### Instructions to follow
Those lines of the data that hold the word "girl" are to be copied out.
#### Excerpted data
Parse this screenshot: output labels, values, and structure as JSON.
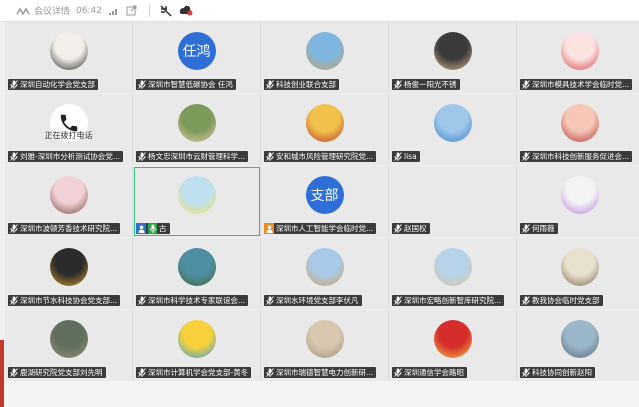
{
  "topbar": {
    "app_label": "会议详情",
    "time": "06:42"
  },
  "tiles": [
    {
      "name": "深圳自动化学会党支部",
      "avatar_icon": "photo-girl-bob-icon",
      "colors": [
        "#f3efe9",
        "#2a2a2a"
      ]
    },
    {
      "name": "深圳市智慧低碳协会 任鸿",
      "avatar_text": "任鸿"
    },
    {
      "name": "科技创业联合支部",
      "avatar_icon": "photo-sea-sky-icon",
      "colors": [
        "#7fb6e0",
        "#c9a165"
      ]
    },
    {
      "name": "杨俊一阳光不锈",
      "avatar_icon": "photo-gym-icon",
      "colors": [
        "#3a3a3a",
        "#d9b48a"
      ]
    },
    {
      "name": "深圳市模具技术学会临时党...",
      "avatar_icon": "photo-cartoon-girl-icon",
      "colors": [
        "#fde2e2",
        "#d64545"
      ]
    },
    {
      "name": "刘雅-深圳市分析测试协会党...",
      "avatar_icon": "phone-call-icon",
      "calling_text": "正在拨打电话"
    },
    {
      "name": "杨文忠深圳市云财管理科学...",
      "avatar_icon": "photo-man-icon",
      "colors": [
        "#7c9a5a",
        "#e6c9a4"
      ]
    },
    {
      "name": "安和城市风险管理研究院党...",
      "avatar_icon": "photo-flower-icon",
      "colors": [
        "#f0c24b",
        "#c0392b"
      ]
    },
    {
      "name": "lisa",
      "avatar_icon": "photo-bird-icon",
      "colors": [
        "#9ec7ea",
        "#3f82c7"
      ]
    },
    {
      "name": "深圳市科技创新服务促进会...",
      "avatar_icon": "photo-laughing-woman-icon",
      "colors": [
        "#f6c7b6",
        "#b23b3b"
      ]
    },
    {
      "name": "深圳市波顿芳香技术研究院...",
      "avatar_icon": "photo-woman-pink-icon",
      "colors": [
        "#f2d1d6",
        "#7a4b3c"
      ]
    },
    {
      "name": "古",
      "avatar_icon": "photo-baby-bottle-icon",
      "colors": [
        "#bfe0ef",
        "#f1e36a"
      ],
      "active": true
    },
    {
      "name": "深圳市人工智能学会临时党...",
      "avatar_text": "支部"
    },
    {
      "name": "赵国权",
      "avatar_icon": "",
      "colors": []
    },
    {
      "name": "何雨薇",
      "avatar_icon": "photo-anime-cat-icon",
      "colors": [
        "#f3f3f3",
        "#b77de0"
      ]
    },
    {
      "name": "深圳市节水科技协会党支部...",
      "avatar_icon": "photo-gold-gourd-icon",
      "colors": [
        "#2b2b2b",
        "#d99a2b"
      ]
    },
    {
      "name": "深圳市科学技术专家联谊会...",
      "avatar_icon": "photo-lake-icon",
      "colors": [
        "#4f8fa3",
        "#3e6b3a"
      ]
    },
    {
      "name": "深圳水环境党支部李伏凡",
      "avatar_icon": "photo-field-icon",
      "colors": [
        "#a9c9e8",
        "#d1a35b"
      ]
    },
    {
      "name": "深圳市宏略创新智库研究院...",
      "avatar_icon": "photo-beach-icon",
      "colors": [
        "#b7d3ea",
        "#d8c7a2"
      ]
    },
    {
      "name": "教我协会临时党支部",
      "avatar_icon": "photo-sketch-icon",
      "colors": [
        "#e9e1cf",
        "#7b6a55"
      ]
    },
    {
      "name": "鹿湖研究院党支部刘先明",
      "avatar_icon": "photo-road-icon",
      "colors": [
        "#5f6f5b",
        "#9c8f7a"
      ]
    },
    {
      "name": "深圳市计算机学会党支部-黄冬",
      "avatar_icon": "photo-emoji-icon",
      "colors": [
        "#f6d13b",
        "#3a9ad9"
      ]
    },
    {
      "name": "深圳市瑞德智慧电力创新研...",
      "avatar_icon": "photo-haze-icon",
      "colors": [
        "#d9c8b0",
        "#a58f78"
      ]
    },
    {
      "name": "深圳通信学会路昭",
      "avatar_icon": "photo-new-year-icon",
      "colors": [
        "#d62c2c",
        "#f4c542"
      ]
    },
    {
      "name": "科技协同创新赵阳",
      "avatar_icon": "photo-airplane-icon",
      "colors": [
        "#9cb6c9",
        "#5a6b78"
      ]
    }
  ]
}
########
### Answer to the problem
      "avatar_icon": "photo-girl-bob-icon",
      "avatar_icon": "photo-cartoon-girl-icon",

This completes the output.